Massive Vacancies at Defense and State Departments
There are far too many appointed positions in the US government. And many of them are unfilled.
Foreign Policy updates us on a growing problem: a huge number of vacancies in critical foreign policy and defense posts:
More than 20 percent of the 53 senior political appointee positions across the building are either vacant or staffed with acting personnel, according to data provided to Situation Report. Among the jobs that require Senate confirmation, there are currently 11 filled by acting personnel, some for more than a year or longer.
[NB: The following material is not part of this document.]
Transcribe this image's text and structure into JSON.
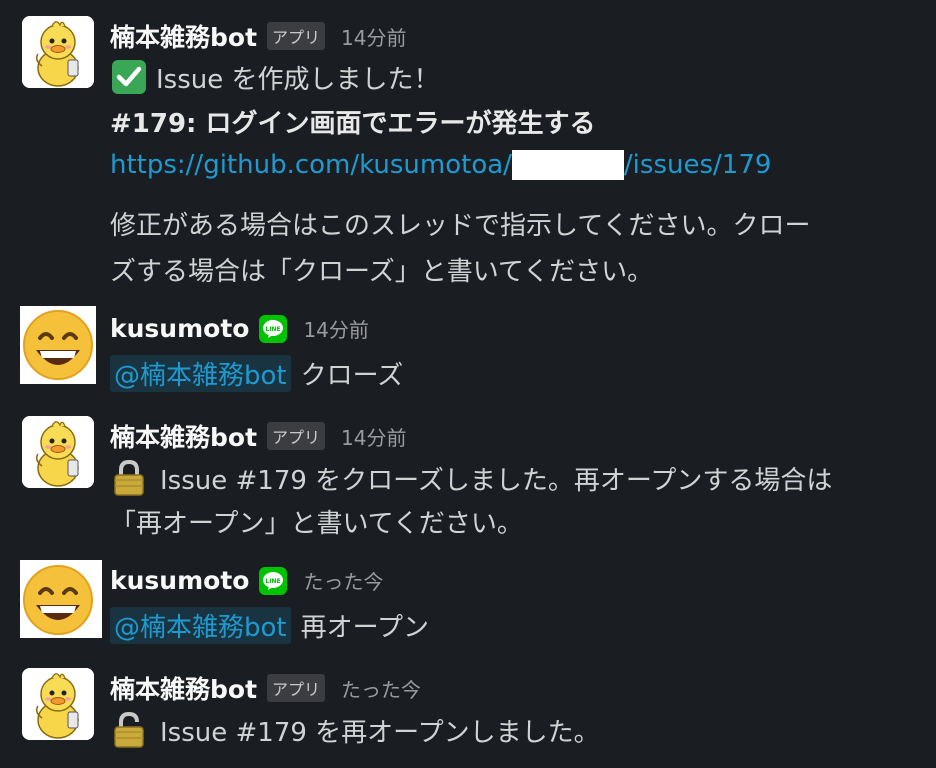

And with Assistant Secretary of Defense for Asian and Pacific Security Affairs Mark Lippert fleeting up to become the special assistant, or TSA, to Defense Secretary Chuck Hagel, as we were reported last week, the number of positions staffed by acting personnel will soon climb to 12.
And, another two positions — the assistant secretary of the Air Force for acquisition, and the principal deputy undersecretary of defense for personnel and readiness — are simply vacant.
It’s not unlike the State Department, where The Cable’s Josh Rogin reported recently that a number of key jobs are vacant — or, for that matter, a number of other agencies across government, from Commerce to NOAA. “It’s a problem that ebbs and flows,” CSIS’s David Berteau told Situation Report, noting that the number of Senate-confirmed positions in the Pentagon was 46 under Bush 41 — now it’s 53, a 15 percent increase. “That’s not enormous, but it’s a pretty big number,” he said.
With each job, it’s a question of getting the White House to put a name forward, then getting through the hearing process, and then getting full Senate confirmation. Currently, Senate staffers tell us there is only one nominee awaiting confirmation by the Senate: Alan Estevez, to be principal deputy under secretary of defense for acquisition, technology and logistics. No one has been yet nominated by the White House for any jobs since Hagel arrived at the Pentagon. But Berteau notes that when there is new leadership, the already-slow process slows even more. “You do have the dynamic when a John Kerry or a Chuck Hagel come in, you’ll slow up the nominating process,” he said. They ask themselves, “Who do need, who do I got, where do I get to pick from?”
Some of this is the normal ebb-and-flow between administrations. While President Obama was re-elected, he’s virtually starting from scratch in terms of his cabinet. Kerry and Hagel are both new to their posts.
But, while congressional obstructionism is usually the key problem, this one seems to be mostly on the administration: they’re not putting names forward. Kerry, certainly, has been on the job long enough to have come up with the names of the key deputies he wants. That’s especially true considering that he already had a team at the Senate Foreign Relations Committee.
Beyond that, though, this is another data point in support of a position I’ve held for some time: there are far, far too many appointed positions in our government. Yes, the president ought to be able to put his stamp on policy, and bringing in outsiders of his selection at the top leadership levels helps facilitate that. It makes sense to have appointed cabinet secretaries , deputy secretaries, and even undersecretaries. But do we really need to appoint assistant secretaries and deputy assistant secretaries? Why not fill those from the ranks of the professionals of the Senior Executive Service?